EXERCISE:
In the records below, how many lines hold the string "JSON"? Give only the number.
━━━ DATA UNDER STUDY ━━━
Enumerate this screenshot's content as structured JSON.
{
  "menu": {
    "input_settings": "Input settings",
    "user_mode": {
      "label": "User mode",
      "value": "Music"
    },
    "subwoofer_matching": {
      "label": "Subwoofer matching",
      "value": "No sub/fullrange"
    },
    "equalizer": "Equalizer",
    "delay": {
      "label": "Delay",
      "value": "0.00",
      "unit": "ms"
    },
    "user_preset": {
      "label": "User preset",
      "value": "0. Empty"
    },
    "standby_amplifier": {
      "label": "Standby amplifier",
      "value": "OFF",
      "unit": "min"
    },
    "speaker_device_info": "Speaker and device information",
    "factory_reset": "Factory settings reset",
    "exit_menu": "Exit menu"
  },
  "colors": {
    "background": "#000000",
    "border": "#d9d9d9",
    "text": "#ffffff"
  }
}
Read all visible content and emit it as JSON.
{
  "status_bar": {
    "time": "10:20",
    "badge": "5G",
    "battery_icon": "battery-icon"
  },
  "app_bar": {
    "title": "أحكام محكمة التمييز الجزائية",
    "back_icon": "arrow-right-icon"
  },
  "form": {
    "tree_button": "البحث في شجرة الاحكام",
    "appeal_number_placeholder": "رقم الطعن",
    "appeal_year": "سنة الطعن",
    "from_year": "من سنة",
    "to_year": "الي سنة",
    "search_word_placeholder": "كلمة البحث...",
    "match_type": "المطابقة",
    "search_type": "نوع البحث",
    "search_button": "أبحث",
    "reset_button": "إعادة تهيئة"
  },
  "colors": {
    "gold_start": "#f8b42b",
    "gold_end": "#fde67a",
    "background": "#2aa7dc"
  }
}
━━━
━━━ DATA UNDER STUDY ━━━
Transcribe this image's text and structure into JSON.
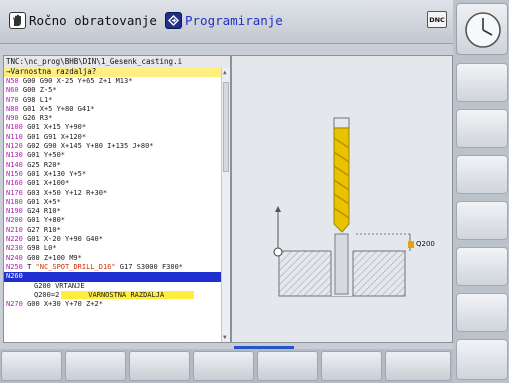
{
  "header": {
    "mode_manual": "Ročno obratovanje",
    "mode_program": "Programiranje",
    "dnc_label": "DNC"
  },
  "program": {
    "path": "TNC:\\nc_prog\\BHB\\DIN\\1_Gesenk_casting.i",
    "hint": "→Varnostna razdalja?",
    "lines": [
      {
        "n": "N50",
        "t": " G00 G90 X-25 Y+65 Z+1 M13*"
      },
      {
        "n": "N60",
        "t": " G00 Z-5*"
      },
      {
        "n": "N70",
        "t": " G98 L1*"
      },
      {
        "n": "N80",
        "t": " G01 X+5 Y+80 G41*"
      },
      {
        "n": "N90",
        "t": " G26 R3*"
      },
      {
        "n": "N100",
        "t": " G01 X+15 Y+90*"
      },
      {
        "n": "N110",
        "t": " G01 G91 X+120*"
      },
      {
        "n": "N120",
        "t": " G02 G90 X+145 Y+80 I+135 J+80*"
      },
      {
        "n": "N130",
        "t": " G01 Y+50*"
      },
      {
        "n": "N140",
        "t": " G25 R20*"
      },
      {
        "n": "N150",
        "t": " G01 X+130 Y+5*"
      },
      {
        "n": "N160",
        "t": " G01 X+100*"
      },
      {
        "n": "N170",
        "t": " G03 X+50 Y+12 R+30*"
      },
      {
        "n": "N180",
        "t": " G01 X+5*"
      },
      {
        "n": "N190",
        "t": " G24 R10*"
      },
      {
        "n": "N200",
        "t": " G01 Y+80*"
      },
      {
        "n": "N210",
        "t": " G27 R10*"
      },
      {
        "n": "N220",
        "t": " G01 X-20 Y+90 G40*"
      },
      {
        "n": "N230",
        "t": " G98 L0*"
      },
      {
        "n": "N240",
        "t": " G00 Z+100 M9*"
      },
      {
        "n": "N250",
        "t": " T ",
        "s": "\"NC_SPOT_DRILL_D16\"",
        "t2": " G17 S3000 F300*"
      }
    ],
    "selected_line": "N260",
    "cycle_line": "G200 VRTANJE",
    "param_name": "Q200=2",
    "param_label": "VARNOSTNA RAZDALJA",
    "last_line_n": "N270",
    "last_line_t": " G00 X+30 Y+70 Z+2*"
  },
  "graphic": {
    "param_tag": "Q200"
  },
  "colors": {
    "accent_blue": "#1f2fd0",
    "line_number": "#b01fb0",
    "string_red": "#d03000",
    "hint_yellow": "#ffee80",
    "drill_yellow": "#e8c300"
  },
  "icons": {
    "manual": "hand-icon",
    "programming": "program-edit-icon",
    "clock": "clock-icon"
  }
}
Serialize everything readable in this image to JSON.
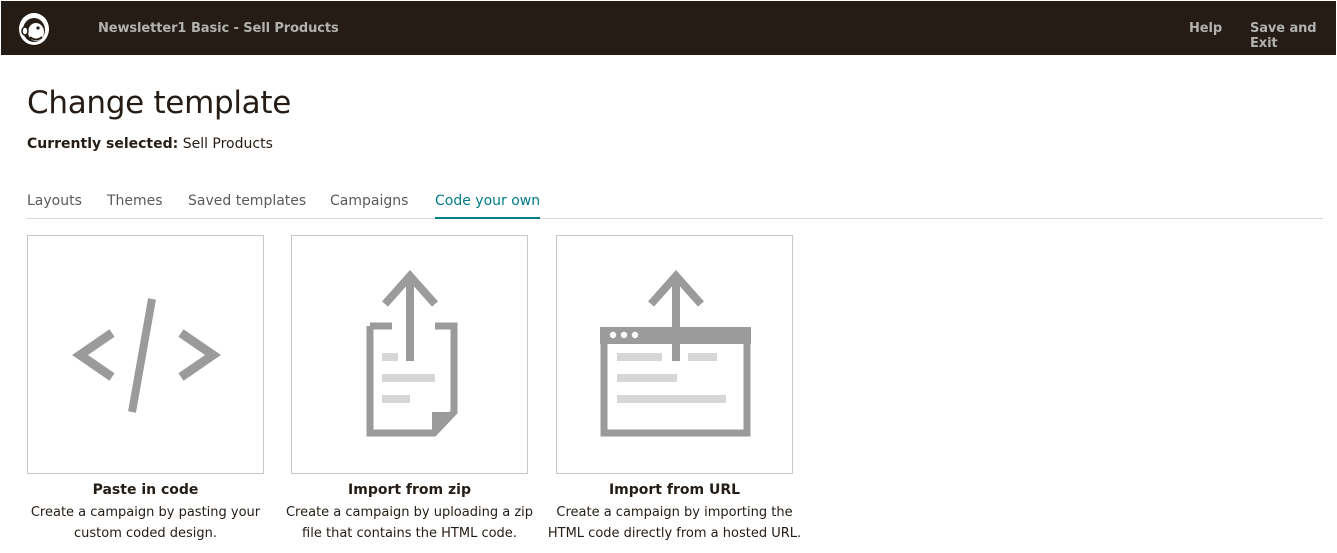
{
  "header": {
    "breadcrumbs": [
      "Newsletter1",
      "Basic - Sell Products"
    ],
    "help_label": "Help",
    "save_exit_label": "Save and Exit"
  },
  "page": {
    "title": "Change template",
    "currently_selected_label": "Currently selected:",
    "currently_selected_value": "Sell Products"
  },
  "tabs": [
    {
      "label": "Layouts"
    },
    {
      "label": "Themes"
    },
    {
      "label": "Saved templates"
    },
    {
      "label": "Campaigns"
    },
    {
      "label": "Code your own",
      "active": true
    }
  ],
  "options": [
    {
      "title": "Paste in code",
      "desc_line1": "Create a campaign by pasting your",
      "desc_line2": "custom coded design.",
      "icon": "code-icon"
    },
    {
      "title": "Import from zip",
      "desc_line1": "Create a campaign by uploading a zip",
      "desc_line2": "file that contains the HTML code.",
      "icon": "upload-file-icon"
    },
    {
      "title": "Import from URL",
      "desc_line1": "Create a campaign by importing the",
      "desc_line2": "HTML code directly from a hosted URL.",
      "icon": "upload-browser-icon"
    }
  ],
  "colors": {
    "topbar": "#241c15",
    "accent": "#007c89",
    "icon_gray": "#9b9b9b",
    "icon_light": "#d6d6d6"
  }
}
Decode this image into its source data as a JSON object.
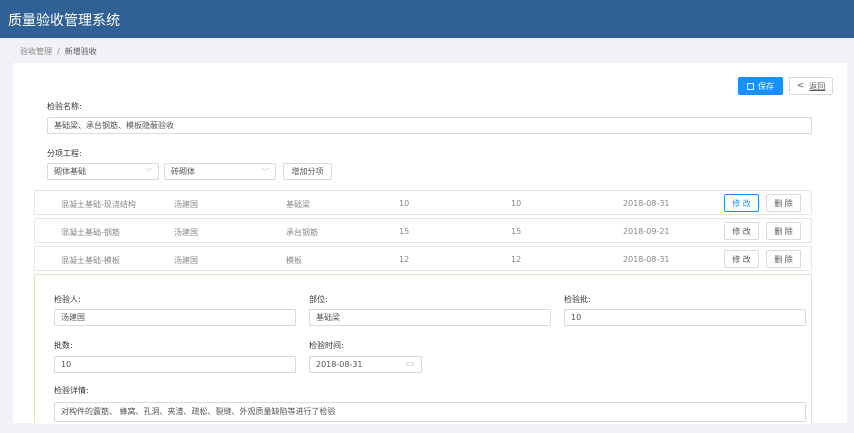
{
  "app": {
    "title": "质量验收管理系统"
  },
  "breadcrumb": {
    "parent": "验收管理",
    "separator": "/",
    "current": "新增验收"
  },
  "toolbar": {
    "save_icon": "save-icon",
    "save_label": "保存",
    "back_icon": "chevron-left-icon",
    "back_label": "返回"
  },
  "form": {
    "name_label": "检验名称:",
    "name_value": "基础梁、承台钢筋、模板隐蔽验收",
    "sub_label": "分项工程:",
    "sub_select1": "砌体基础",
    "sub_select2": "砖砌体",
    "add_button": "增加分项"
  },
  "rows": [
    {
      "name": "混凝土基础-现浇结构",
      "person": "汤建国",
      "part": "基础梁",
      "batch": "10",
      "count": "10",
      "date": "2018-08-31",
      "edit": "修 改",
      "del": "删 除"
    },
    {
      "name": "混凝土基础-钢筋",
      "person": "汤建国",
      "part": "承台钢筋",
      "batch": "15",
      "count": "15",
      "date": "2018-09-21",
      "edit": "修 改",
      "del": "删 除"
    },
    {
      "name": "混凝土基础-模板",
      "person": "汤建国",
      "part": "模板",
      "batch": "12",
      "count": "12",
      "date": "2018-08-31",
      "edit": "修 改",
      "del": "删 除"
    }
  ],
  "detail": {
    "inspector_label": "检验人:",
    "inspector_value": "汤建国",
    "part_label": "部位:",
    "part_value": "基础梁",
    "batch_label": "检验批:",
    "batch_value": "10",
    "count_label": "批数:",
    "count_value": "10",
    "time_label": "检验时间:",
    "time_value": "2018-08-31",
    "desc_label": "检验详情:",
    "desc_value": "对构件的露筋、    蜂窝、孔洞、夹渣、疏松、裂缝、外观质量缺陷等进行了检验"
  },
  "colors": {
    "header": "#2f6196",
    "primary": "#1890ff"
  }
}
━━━
WRITTEN RESPONSE:
5